What Are Bathing Suits Made Of?
There was a period lately when beach wear products contains a polyester or nylon swimwear. However, within the last couple of years, new fabrics and techniques have meant new choices, such as sleek sports suits made to increase speed, clothing treated with UV protection, and micro fibers made to enable you to tan through your suit.
An overwhelming percentage of swimwear today are constructed of synthetic materials such as polyester, nylon and Lycra (spandex). They are simply comfortable, keep their shape, and are elastic and quick-drying, making them a great general-use fabric.
However, there are several factors that reduce the lifespan of a normal swimsuit. Lycra is a fragile fabric, and chlorine and other chemicals are particularly harsh to it. Rough surfaces can also break the fibers, creating that “piled” look of a mature suit. Hot tubs, washers and suntan oils will also cause damage.
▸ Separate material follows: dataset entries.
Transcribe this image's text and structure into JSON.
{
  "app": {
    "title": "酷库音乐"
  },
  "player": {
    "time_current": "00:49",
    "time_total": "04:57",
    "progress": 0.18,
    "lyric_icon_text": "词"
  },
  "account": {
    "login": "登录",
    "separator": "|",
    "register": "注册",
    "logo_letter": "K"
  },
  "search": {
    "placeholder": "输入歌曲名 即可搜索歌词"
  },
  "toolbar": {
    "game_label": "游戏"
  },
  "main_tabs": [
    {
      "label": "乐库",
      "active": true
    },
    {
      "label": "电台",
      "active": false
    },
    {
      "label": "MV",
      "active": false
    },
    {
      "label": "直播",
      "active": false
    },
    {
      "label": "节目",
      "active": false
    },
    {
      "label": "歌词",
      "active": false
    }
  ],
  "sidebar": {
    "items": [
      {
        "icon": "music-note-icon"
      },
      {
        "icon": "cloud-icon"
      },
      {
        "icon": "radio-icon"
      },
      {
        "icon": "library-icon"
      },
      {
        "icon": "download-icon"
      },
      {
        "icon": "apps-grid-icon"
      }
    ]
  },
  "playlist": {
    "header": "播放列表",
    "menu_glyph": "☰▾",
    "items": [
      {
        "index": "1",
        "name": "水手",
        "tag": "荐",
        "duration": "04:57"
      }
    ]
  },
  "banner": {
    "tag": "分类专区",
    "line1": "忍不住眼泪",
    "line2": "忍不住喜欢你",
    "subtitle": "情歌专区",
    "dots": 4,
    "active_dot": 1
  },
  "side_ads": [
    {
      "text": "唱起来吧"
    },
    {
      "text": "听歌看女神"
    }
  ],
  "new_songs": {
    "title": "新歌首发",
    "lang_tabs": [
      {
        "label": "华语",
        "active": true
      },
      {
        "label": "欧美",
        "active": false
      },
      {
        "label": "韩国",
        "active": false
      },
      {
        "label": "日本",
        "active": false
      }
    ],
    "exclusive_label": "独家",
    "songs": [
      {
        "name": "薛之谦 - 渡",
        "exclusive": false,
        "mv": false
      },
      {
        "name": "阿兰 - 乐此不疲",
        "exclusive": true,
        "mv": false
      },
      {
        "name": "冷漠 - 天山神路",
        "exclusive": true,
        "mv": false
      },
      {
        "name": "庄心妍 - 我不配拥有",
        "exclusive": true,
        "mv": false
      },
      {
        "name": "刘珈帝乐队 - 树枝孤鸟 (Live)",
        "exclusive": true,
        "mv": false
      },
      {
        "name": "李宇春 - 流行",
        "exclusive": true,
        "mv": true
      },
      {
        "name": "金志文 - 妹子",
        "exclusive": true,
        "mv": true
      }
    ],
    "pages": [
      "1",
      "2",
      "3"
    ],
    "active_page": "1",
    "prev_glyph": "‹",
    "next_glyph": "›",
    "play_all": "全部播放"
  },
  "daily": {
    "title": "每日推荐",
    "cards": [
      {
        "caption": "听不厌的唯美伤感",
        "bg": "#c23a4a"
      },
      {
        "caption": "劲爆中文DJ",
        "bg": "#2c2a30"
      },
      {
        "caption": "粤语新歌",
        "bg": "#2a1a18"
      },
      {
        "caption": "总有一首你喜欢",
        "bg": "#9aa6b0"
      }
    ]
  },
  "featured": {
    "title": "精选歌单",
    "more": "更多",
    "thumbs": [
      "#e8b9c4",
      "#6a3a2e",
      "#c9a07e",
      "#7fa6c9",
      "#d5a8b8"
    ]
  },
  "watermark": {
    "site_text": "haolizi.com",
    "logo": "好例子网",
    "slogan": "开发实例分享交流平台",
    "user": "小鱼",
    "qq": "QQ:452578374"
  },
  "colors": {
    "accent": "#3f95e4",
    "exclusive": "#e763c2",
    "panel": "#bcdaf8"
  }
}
Swimwear that is continually damp from either spending quite a while in water or being rolled up in a bag will also weaken the fabric as well as breed bacteria.
A swimwear with an increased percentage of polyester is stronger to the elements, nevertheless, you lose the comfort of spandex, gives a swimsuit its sleek lines and ability to stretch.
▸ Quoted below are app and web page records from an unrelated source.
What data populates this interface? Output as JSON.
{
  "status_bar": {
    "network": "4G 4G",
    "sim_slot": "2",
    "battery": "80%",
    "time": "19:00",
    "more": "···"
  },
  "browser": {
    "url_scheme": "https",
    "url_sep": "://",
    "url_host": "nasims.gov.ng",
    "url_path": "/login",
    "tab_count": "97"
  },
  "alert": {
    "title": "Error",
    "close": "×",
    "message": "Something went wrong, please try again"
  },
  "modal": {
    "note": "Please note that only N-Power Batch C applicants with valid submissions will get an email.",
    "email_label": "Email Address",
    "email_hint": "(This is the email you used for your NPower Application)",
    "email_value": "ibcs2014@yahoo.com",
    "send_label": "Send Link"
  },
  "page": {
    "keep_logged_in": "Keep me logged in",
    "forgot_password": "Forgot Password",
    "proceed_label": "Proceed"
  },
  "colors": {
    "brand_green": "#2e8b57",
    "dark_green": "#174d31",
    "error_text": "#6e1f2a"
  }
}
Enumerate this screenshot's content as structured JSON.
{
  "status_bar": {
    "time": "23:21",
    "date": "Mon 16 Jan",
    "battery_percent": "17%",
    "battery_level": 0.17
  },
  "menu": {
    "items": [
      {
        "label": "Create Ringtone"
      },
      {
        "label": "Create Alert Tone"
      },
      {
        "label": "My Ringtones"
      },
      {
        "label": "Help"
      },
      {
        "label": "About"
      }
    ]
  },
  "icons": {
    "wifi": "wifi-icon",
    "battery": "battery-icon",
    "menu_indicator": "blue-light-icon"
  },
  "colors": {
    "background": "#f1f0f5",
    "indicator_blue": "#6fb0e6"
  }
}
So long as care is taken, traditional polyester/spandex/nylon blend products remain a fantastic choice, so long as care is taken while wearing and cleaning your suit.
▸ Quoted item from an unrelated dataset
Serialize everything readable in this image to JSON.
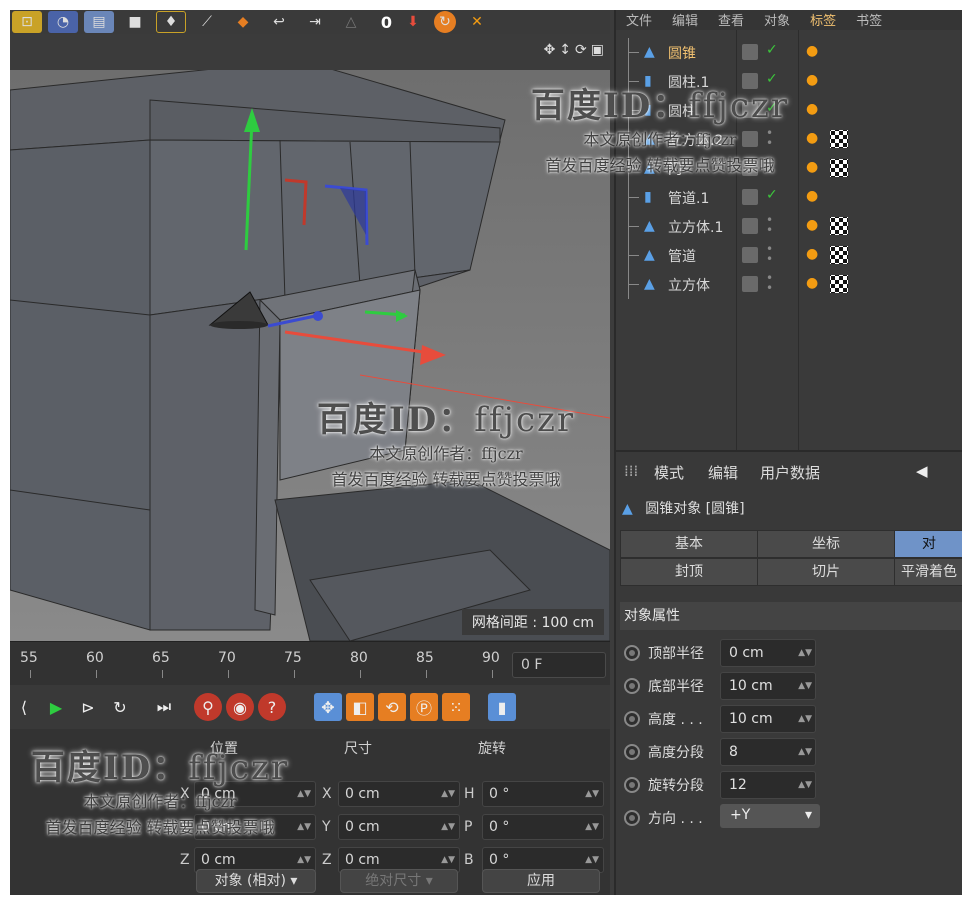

Today, advances in technology have created a complete new selection of fabrics and special weaving techniques. Micro fiber was introduced in the late 1980’s, and involves both traditional synthetic fibers and new fibers that are much thinner than before, yet retain all the strength, durability, and stretch of traditional fabric. How thin? Most are 100 times thinner when compared to a human hair! These fibers are then packed together to make a remarkably strong, versatile and comfortable fabric. They could be constructed to be impervious to water, yet loose enough to permit perspiration to flee from your skin, cooling your body.
For the swimsuit industry, it has meant an enormous variety of new fabrics and techniques. Athletes is now able to wear special fabrics that reduce drag in water, and those concerned about the sun have the choice of UV-blocking materials. Sun worshippers can purchase a tan through swimsuit, where in fact the material is porous enough to let 50% of the sun’s rays through yet be opaque to the naked eye.
Each year, new micro fiber fabrics are introduced to the marketplace. Browse online or walk through specialty swim stores, and you will see and have the difference. There's a swimwear out there for you. Now it’s much easier to find one.